Bianchi wrote in post #15985724
To each there own. Thers no wright or wrong, just preferences..
Thanks for the clarification. And the last sentence is important and very truth.
Actually the only pro I have ever seen using a monopod, and who introduced me for monopod 24 years ago, was using a ball head on his monopod. He is also the only one I have ever seen using a monopod with ball head
The thing he learned me, was to tilt the monopod a little against myself, for improving stability, and not just resting the weight of the camera and lens on a right standing monopod. To do this, one have to use a head on the monopod, a tilt head will do the same job. If I need to work with fast reframing, as for wildlife or birds, I don't adjust the ball head for every framing.

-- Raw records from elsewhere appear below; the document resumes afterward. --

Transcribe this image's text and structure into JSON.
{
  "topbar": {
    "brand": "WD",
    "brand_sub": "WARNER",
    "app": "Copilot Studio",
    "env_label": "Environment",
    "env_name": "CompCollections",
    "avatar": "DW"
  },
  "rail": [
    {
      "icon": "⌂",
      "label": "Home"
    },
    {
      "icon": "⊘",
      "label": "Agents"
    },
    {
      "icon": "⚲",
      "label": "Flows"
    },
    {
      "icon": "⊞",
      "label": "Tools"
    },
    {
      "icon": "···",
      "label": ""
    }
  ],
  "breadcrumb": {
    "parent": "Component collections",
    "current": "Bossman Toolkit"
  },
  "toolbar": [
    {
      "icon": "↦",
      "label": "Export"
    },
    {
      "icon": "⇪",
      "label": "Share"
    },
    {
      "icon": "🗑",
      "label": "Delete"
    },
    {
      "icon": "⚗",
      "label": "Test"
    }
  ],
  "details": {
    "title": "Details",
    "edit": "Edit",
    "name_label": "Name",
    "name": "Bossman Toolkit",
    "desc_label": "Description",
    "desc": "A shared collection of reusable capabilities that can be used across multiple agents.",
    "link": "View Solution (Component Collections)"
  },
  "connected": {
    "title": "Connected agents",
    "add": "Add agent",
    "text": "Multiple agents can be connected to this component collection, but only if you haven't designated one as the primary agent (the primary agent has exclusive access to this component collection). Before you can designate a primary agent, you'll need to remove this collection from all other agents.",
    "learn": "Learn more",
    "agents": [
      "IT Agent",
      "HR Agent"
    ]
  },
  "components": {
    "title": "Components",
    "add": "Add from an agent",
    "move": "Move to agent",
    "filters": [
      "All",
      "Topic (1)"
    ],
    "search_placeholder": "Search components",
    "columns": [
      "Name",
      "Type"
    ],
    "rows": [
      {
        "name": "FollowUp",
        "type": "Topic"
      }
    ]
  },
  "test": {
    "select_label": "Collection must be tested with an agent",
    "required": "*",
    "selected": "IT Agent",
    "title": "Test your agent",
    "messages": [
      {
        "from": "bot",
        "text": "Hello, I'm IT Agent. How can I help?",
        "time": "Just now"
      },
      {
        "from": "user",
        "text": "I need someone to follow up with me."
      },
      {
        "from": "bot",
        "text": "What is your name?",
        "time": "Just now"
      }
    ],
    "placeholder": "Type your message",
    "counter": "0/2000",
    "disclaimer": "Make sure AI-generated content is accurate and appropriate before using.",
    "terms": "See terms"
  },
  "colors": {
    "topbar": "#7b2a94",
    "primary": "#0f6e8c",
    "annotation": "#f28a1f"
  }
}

I just adjust it for the situation, and move the monopod for each framing. So I work with the same speed as those without a head on the monopod, I just have the monopod in an other angle to the camera/lens and to the ground.
An other posibility with a monopod with a head on, is to raise the monopod with the camera (with self timer or a remote) up in the air, for getting some overview. That is how I managed to shoot straight down a 200 meter high cliff, 1.6 feet off the cliff. My mother have never seen that picture
I can understand that a photographer that is standing by a stadium for who know how long time, with a heavy lens is using the monopod mainly for resting its weight and have the equipment ready all time. And that he therefor can use it without any head. That is not how I use my monopod.